With the rise of virtual workplaces, there was a shift away from formal management training. But company leaders have found that there has been a management and leadership deficit. In John Kotter’s recent blog, Management is (Still) Not Leadership, he points out that managers are less skilled today and individuals don’t necessarily know how and when to lead.  Today, companies are reprioritizing training teams to work more effectively, especially in virtual environments. Companies are now investing more time, money and importance in training global teams and managers are seeing the need to invest in programs so employees are well equipped to lead in global context.

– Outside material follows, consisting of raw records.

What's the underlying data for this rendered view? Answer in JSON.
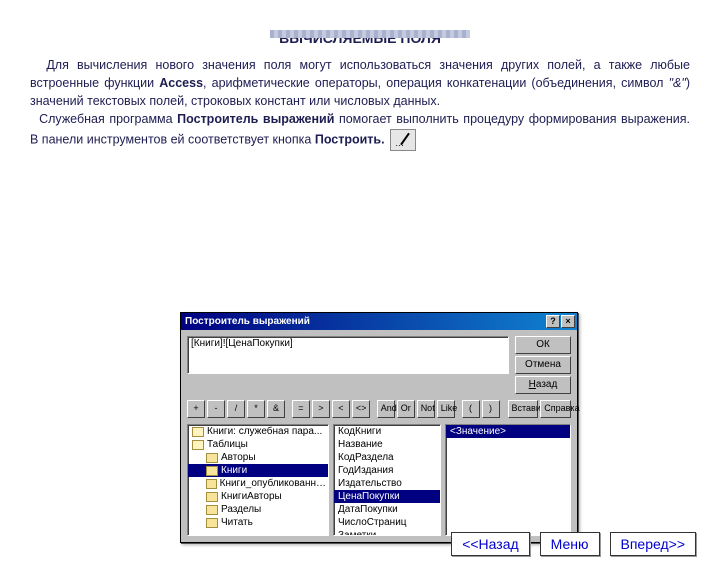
{
  "title": "ВЫЧИСЛЯЕМЫЕ ПОЛЯ",
  "paragraph": {
    "p1a": "Для вычисления нового значения поля могут использоваться значения других полей, а также любые встроенные функции ",
    "p1b": "Access",
    "p1c": ", арифметические операторы, операция конкатенации (объединения, символ ",
    "p1d": "\"&\"",
    "p1e": ") значений текстовых полей, строковых констант или числовых данных.",
    "p2a": "Служебная программа ",
    "p2b": "Построитель выражений",
    "p2c": " помогает выполнить процедуру формирования выражения. В панели инструментов ей соответствует кнопка ",
    "p2d": "Построить.",
    "p2e": ""
  },
  "builder": {
    "title": "Построитель выражений",
    "expr": "[Книги]![ЦенаПокупки]",
    "side": {
      "ok": "ОК",
      "cancel": "Отмена",
      "back": "Назад"
    },
    "ops": [
      "+",
      "-",
      "/",
      "*",
      "&",
      "=",
      ">",
      "<",
      "<>",
      "And",
      "Or",
      "Not",
      "Like",
      "(",
      ")"
    ],
    "paste": "Вставить",
    "help": "Справка",
    "tree": [
      {
        "label": "Книги: служебная пара...",
        "indent": false,
        "open": true
      },
      {
        "label": "Таблицы",
        "indent": false,
        "open": true
      },
      {
        "label": "Авторы",
        "indent": true
      },
      {
        "label": "Книги",
        "indent": true,
        "sel": true
      },
      {
        "label": "Книги_опубликованн…",
        "indent": true
      },
      {
        "label": "КнигиАвторы",
        "indent": true
      },
      {
        "label": "Разделы",
        "indent": true
      },
      {
        "label": "Читать",
        "indent": true
      }
    ],
    "fields": [
      {
        "label": "КодКниги"
      },
      {
        "label": "Название"
      },
      {
        "label": "КодРаздела"
      },
      {
        "label": "ГодИздания"
      },
      {
        "label": "Издательство"
      },
      {
        "label": "ЦенаПокупки",
        "sel": true
      },
      {
        "label": "ДатаПокупки"
      },
      {
        "label": "ЧислоСтраниц"
      },
      {
        "label": "Заметки"
      }
    ],
    "value": "<Значение>"
  },
  "nav": {
    "back": "<<Назад",
    "menu": "Меню",
    "next": "Вперед>>"
  }
}
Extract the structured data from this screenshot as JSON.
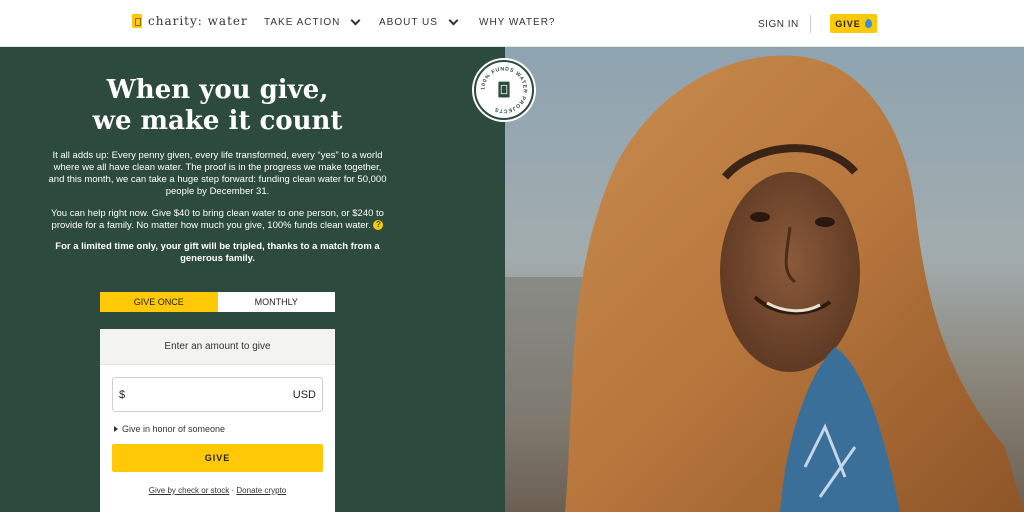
{
  "header": {
    "logo_text": "charity: water",
    "nav": [
      {
        "label": "TAKE ACTION",
        "dropdown": true
      },
      {
        "label": "ABOUT US",
        "dropdown": true
      },
      {
        "label": "WHY WATER?",
        "dropdown": false
      }
    ],
    "sign_in": "SIGN IN",
    "give": "GIVE"
  },
  "hero": {
    "headline_line1": "When you give,",
    "headline_line2": "we make it count",
    "para1": "It all adds up: Every penny given, every life transformed, every “yes” to a world where we all have clean water. The proof is in the progress we make together, and this month, we can take a huge step forward: funding clean water for 50,000 people by December 31.",
    "para2": "You can help right now. Give $40 to bring clean water to one person, or $240 to provide for a family. No matter how much you give, 100% funds clean water.",
    "para2_help": "?",
    "para3": "For a limited time only, your gift will be tripled, thanks to a match from a generous family."
  },
  "donation": {
    "tab_once": "GIVE ONCE",
    "tab_monthly": "MONTHLY",
    "selected_tab": "GIVE ONCE",
    "form_title": "Enter an amount to give",
    "currency_symbol": "$",
    "amount_value": "",
    "currency": "USD",
    "honor": "Give in honor of someone",
    "give_button": "GIVE",
    "link_check": "Give by check or stock",
    "link_sep": " · ",
    "link_crypto": "Donate crypto"
  },
  "badge": {
    "text": "100% FUNDS WATER PROJECTS"
  },
  "colors": {
    "accent": "#ffc907",
    "panel": "#2d4a3e"
  }
}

The productivity and retention of employees, especially in a global team that doesn’t work in the same office, can be greatly increased by investing in training on how to effectively manage global projects and dispersed teams. Along with management training, performance management is becoming a critical issue as companies have more employees in more places. How companies assess and develop managers is becoming a critical point of investment and attention, as there is a focus on business growth and demonstrating ROI. This rapid growth makes training vital, both for internal employees moving up in the business and new employees coming in. Formal learning programs in both team and personal management skills will deliver a huge return on investment, especially in global company that is growing rapidly.

By focusing on these three management priorities, companies will set a globally-minded intention at the top and business will see efficient, more productive work from existing employees. In a growing business it’s better to make one smart, considered decision than to make two quick, wrong choices. That’s why I encourage managers to look beyond bottom line in outsourcing labor, to think beyond the common and increasingly popular BRIC countries, and to maintain a commitment to training employees in a continued, deliberate way.